■ **EXCERPTED RECORDS**
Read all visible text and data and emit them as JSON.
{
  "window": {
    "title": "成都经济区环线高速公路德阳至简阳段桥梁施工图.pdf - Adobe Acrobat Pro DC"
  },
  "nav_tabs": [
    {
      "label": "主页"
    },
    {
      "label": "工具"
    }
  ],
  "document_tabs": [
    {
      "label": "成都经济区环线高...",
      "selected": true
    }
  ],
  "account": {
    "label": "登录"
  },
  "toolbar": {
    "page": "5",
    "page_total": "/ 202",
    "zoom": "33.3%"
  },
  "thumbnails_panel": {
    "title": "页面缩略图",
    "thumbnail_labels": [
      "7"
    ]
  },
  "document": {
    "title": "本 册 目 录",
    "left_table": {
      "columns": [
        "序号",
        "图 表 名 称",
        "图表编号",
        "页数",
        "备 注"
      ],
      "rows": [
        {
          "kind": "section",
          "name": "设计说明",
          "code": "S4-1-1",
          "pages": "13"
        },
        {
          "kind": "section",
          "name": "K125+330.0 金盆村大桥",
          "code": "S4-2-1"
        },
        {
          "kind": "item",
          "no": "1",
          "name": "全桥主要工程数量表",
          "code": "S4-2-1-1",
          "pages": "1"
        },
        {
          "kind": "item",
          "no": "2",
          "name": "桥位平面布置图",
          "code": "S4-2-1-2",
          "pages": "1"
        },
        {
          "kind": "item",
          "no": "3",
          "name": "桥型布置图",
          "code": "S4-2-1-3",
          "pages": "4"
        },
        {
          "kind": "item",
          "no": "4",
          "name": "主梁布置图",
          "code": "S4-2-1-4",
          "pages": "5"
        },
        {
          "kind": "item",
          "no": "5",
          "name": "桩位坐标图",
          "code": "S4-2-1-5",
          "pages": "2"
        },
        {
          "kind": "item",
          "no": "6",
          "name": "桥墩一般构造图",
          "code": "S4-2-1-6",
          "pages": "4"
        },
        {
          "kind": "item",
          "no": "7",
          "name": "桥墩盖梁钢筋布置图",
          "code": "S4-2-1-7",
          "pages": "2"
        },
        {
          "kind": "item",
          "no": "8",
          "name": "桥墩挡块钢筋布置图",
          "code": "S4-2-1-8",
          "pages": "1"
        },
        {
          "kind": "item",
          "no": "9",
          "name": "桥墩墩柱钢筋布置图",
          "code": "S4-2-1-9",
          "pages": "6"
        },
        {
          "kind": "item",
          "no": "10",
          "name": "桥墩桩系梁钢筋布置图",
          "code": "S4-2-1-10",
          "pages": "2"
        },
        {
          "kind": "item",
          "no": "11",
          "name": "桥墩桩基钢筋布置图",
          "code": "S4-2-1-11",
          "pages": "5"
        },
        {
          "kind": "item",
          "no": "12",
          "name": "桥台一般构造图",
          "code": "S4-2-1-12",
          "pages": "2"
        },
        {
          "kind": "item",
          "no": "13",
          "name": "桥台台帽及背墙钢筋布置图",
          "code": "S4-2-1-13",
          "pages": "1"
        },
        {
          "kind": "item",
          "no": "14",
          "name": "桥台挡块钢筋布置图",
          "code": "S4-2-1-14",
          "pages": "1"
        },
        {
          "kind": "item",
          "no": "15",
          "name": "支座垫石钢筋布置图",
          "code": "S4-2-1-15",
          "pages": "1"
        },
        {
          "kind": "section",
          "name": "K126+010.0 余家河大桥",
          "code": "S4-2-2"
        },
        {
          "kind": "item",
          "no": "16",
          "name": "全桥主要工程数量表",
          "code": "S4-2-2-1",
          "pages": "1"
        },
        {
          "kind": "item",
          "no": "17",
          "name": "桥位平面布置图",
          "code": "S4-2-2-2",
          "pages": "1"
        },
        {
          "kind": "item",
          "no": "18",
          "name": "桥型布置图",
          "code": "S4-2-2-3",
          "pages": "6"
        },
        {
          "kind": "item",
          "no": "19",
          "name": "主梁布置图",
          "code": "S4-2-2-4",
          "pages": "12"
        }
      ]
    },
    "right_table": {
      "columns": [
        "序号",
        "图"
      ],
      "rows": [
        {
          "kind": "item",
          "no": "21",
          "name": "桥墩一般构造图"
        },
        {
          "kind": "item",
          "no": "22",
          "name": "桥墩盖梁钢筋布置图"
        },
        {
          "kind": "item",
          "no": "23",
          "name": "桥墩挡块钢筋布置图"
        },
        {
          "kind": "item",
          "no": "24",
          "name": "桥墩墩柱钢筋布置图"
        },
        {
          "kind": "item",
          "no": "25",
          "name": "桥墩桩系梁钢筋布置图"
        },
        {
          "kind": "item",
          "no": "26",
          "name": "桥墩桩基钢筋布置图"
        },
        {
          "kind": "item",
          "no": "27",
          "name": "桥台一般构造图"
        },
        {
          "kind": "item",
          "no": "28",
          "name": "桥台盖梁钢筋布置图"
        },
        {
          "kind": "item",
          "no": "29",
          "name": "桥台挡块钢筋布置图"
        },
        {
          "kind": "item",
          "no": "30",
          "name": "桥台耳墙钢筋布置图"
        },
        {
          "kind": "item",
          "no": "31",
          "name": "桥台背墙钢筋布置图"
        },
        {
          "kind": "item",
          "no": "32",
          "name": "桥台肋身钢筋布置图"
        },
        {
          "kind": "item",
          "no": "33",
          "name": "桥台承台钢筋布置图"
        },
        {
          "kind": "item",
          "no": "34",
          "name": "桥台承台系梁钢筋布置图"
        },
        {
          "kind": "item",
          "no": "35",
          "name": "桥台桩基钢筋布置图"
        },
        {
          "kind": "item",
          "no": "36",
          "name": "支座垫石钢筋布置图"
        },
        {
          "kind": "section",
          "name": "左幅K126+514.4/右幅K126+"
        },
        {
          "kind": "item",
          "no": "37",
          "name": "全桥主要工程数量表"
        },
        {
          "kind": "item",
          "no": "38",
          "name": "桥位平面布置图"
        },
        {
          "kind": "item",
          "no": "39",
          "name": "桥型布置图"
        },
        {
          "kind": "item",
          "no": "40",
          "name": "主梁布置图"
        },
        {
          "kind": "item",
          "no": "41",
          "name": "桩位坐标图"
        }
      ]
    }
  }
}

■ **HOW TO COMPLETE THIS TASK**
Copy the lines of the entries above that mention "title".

■ **OUTPUT FOR THIS TASK**
    "title": "成都经济区环线高速公路德阳至简阳段桥梁施工图.pdf - Adobe Acrobat Pro DC"
    "title": "页面缩略图",
    "title": "本 册 目 录",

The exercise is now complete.